Freshers week is some of the most fun that you will have as a disabled student. For maybe the first time in your life, you’re free! Awesome right? Time to go crazy!
But speaking from messy experience – freshers can bring set of brand new challenges as a disabled student to add to the already loaded plate of being student. But luckily for you – I’m here to share my experience and hopefully help you out a little.
Getting Around During Freshers
I’ve written a lot about transport on this site before but getting your transport right can be crucial to independence. If you are living in a city that has Uber, then I would really recommend that you use them. The Uber app has features built into to help you if you have a sensory impairment and Uber Assist is there for wheelchair users. Read more about Uber here. You can check if Uber is your city here.
If you cannot use Uber in your city – then it is going to be important for you to strike up a good relationship with the a local taxi firm. Even if you drive – you are still going to need a good taxi firm to get you home from those wild freshers nights.
The law regarding taxi’s and disabled passengers:
You cannot be charged more for being a disabled passenger.
You do not need to book a disabled accessible car (if your wheelchair can go in the boot).
If a driver is rude or makes inappropriate comments – report them to the local council.
Any driver does not have the right to refuse you if you can get in and out of the car. That is the law so be confident about your rights.
Getting Around During Freshers
During Freshers, you’re going to be going to a lot of places that you have never been before and planning those trips can be a challenge. My best advice is plan, plan and plan. I find that apps like Google Maps are useful for stopping my Cerebral Palsy quirk of going left when I should go right. Read the full blog here.
Also, if you know that you are going to a specific Freshers party, go scout the location beforehand so that you know the route.
Your Freshers Day Bag

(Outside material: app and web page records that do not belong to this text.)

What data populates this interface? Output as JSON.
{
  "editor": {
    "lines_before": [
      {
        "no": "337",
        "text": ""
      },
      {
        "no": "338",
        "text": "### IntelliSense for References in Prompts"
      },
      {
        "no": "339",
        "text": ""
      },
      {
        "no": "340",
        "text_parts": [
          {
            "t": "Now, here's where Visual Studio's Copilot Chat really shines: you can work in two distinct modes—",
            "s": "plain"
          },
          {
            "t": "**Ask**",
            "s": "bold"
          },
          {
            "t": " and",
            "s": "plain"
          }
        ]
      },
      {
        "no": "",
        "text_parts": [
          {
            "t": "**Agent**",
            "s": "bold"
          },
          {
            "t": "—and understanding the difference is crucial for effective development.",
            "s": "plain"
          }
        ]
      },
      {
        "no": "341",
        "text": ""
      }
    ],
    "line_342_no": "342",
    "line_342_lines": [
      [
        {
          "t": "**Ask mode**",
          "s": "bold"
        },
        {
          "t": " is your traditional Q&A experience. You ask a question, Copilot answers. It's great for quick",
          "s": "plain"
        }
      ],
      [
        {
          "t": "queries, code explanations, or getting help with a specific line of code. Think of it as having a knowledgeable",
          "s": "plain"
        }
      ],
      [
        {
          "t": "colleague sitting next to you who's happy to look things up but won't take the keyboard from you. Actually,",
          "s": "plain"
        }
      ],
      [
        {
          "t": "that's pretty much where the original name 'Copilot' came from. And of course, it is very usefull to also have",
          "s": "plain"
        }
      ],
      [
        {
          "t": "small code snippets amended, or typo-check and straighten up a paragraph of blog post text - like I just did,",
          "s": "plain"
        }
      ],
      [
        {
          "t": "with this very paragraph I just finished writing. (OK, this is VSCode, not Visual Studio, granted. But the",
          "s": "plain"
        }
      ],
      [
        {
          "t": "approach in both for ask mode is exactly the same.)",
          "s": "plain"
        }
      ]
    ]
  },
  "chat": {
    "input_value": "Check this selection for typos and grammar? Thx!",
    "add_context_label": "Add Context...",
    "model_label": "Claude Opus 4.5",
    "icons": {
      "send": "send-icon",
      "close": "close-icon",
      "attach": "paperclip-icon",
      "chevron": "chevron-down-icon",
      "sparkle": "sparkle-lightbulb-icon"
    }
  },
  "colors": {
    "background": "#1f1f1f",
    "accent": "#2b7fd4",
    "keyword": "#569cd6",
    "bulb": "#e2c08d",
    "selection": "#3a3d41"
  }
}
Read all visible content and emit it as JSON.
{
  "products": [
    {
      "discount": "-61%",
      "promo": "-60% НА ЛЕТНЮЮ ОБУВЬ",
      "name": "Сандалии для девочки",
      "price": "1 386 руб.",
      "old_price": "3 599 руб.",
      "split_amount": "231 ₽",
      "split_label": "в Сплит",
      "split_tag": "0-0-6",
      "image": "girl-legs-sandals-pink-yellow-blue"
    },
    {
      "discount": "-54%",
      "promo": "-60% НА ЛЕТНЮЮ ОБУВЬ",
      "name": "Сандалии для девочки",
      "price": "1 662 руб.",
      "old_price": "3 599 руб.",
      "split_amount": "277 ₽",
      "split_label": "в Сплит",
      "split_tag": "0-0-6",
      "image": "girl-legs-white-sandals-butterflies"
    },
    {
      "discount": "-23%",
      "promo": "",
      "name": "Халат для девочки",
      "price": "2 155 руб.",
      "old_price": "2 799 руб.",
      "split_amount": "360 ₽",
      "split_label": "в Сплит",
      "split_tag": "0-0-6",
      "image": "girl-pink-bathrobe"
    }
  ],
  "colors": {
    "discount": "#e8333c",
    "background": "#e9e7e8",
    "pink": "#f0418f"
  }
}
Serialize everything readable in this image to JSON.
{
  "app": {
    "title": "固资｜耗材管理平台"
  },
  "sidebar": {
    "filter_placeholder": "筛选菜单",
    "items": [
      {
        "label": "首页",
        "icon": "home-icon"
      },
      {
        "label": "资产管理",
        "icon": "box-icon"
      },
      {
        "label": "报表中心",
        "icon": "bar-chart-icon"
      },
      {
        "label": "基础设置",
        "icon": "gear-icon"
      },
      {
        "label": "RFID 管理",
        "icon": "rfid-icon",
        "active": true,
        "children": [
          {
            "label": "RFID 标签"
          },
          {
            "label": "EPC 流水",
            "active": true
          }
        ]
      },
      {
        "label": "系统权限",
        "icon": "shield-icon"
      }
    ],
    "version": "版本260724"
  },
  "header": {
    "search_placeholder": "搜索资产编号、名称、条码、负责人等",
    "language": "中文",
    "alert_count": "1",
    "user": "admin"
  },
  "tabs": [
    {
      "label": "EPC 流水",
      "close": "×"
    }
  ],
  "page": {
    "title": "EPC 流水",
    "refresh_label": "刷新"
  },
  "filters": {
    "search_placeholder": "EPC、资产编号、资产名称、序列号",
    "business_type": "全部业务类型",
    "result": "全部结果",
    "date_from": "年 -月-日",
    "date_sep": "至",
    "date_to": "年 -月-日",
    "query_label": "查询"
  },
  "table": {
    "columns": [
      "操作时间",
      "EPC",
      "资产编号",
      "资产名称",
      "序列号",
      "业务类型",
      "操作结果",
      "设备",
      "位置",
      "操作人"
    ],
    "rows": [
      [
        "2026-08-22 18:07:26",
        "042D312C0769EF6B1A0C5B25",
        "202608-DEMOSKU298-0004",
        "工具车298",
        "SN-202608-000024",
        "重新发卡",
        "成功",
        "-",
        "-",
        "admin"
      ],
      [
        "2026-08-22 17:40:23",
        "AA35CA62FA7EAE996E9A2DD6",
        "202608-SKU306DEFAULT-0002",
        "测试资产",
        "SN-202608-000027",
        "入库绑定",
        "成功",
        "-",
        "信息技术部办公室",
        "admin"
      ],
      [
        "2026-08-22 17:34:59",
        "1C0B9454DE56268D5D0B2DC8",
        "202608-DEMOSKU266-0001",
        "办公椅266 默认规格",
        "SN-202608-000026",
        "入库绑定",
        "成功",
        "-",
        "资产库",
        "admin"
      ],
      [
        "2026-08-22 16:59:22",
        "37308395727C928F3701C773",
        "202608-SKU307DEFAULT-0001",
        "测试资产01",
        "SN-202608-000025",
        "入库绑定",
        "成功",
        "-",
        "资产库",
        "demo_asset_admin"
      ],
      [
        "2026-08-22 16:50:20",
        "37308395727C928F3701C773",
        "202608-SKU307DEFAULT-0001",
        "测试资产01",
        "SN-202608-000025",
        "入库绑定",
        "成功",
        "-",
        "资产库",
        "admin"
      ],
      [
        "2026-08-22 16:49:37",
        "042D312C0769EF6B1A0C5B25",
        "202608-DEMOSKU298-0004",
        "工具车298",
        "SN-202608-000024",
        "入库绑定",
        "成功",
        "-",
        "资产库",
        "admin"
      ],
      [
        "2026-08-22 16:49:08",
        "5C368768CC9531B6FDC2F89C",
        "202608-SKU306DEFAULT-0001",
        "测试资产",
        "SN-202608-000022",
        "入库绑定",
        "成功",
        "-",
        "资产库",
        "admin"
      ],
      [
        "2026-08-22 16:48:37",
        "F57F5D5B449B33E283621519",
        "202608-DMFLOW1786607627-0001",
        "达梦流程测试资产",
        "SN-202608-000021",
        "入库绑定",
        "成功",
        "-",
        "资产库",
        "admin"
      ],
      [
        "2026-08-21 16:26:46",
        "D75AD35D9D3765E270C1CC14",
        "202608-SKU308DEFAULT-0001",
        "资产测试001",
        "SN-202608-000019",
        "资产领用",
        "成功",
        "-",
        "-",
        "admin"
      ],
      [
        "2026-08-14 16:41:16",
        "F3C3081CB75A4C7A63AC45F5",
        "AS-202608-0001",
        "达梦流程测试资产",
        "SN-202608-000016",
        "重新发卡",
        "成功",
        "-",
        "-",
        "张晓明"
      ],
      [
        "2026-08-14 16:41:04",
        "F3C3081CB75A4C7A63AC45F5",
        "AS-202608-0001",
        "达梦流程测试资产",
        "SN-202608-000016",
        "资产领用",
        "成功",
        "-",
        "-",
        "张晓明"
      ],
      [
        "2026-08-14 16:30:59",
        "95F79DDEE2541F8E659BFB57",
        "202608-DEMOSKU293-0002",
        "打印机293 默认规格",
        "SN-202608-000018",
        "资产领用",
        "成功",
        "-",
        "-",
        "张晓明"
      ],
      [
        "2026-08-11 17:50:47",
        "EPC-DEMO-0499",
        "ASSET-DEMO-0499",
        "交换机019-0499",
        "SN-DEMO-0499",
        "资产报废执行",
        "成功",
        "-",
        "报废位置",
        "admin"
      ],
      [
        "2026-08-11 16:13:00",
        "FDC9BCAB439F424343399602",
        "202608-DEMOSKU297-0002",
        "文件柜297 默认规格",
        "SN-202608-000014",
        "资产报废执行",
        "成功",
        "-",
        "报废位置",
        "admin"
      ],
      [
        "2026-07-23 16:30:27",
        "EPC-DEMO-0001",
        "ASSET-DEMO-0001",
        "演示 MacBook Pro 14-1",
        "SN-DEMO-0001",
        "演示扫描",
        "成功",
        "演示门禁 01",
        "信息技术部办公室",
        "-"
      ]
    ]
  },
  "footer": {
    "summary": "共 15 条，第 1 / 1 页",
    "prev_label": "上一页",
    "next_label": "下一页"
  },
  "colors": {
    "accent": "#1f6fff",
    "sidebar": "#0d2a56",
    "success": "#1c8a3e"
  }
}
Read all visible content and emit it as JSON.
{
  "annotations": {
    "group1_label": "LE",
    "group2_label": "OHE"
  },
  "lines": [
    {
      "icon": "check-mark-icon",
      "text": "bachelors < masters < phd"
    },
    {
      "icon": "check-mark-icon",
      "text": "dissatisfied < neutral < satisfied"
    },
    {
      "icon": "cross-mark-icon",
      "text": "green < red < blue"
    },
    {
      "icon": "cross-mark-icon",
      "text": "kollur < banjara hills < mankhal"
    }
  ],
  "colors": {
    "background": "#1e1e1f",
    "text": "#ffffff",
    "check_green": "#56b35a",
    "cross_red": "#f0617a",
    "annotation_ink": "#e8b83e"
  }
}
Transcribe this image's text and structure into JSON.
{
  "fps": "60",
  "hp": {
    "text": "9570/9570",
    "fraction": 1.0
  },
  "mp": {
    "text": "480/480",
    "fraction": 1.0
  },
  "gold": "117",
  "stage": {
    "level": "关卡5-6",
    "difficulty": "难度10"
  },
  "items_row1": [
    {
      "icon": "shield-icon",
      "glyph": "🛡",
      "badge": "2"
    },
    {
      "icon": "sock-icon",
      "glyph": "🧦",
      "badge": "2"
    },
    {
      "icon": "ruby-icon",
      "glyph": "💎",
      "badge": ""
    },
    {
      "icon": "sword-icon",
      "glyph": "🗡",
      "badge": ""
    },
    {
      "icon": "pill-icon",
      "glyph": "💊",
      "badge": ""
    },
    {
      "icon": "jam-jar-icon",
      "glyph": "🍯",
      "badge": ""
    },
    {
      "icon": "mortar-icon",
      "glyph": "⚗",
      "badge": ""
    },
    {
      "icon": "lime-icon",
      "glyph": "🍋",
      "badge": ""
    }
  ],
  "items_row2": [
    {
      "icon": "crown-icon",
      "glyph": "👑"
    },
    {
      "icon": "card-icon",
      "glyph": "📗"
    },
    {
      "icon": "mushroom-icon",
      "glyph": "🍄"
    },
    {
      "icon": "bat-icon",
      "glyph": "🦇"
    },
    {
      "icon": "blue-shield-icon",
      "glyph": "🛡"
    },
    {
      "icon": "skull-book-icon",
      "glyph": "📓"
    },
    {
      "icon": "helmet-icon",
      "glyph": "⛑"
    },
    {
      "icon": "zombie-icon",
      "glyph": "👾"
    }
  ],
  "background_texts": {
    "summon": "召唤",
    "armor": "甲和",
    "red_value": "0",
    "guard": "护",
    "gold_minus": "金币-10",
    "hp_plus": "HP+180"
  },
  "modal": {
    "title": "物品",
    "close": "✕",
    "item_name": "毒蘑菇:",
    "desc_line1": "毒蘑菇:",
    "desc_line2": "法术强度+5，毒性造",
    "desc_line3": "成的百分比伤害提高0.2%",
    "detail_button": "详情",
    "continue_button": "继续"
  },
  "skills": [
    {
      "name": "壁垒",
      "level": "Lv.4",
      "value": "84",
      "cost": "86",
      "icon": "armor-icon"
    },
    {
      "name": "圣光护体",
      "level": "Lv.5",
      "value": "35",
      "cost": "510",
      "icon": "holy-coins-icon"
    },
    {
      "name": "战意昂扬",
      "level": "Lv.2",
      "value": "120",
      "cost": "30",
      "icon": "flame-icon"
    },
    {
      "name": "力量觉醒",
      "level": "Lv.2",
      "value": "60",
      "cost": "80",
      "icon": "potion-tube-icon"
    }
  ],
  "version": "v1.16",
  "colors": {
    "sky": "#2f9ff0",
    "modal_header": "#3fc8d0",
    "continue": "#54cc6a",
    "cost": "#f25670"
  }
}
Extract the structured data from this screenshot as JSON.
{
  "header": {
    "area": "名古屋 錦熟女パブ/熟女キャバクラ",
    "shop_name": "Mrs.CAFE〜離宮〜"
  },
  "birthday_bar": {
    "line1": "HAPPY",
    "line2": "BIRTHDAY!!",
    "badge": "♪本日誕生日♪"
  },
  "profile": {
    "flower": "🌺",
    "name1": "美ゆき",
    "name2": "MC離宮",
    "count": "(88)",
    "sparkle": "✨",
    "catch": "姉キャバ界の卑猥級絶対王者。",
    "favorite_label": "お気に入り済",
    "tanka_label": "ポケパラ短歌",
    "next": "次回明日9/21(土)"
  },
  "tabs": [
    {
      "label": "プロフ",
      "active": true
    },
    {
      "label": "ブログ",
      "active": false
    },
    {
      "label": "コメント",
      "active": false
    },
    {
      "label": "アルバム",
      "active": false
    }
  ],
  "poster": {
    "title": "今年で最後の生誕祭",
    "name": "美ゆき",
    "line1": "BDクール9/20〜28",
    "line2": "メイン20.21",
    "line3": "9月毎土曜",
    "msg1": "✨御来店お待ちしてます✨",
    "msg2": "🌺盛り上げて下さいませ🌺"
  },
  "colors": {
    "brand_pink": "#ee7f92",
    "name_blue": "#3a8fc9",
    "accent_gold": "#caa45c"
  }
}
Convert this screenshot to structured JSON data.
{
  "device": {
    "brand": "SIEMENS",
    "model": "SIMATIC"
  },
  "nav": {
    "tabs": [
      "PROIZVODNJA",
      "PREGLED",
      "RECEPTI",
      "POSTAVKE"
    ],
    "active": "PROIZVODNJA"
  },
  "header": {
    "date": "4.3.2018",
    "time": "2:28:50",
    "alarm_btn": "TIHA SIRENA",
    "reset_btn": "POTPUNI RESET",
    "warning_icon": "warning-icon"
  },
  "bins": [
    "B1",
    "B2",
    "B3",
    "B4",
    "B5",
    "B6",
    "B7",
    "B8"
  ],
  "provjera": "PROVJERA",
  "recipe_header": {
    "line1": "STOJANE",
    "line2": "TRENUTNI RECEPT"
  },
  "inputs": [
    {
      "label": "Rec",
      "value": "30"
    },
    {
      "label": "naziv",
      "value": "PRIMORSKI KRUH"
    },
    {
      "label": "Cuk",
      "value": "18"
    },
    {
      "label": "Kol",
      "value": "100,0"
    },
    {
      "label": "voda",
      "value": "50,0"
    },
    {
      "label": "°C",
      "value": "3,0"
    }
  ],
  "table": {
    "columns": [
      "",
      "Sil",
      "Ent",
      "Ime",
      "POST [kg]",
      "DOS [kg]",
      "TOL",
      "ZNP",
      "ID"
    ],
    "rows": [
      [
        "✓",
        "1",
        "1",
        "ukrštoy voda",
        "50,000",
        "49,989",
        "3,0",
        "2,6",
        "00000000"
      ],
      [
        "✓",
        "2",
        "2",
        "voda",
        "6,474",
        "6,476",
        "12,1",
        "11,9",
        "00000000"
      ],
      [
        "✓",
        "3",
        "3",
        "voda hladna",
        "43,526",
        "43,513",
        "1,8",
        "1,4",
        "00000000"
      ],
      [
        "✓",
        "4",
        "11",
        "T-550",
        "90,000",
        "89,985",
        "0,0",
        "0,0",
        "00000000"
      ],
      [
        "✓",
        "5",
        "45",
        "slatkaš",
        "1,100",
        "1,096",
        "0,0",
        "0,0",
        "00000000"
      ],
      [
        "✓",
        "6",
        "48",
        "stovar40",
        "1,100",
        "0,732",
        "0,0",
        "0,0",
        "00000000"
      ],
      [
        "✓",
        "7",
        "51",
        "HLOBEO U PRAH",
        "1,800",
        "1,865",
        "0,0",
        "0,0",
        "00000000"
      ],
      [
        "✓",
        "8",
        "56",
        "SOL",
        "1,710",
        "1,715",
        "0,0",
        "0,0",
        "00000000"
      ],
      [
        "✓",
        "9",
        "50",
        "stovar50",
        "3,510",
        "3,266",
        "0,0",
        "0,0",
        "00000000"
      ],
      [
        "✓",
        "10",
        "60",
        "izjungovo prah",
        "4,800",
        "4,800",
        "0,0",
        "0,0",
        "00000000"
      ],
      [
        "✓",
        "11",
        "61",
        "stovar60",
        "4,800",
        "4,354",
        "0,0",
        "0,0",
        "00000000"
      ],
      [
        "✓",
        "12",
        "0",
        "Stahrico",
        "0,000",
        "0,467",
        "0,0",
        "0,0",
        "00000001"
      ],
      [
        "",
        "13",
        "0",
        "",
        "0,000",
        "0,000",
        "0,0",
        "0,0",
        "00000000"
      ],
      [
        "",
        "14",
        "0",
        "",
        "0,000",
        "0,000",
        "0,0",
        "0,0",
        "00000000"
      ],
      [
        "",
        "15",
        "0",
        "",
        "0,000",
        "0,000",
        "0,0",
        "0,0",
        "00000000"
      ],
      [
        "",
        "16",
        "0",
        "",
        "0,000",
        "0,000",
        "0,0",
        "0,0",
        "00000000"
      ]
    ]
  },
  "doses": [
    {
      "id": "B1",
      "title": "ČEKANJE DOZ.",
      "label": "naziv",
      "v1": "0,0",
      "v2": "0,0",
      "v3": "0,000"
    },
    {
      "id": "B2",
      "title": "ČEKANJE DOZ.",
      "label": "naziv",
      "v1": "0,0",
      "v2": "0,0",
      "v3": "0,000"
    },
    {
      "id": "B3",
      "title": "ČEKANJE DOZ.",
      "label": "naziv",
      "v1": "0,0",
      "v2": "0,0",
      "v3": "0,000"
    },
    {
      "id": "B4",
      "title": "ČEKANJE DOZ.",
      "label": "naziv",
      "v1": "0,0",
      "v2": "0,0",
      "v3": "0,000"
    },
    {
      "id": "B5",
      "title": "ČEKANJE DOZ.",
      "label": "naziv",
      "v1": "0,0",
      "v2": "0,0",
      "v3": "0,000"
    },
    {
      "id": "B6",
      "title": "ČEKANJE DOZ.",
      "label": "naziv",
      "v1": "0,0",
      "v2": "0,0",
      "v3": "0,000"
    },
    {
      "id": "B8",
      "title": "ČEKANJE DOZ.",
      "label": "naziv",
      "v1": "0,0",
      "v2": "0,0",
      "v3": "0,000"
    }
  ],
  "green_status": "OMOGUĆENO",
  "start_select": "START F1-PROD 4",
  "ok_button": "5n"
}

I’m going to rewrite the Day Bag post into this one but go have a read of it. A good Day Bag can make all the difference to your independence during freshers.
In The Club
Go have a look at my post on pub crawls and The Wheelchair Lad’s Guide To Pulling. They both have loads of great tips for how to navigate pubs and clubs during your freshers. There is one thing that I want to add in though – and that is about disclosure.
I’ve heard quite a few people talk about whether or not to tell people about their impairment. My top tip here is to always disclosure – even to new people. Why? Because you might be the first disabled person that your new freshers friends have ever met. Disclosing about the subtleties of your conditions not only broadens their horizons but also helps them to help you.
Let me give you an example from my own experience. I’m partially sighted but you would never know it to look at me – I only wear glasses and it is my peripheral vision that mostly affected. This means that often when I’m in a bar – I need you to be right in my line of sight to see you. I can easily lose you, not see you or seem like I am ignoring you.
Telling my freshers friends about my sight and how it affects me is the only way that they can understand me. Always disclose.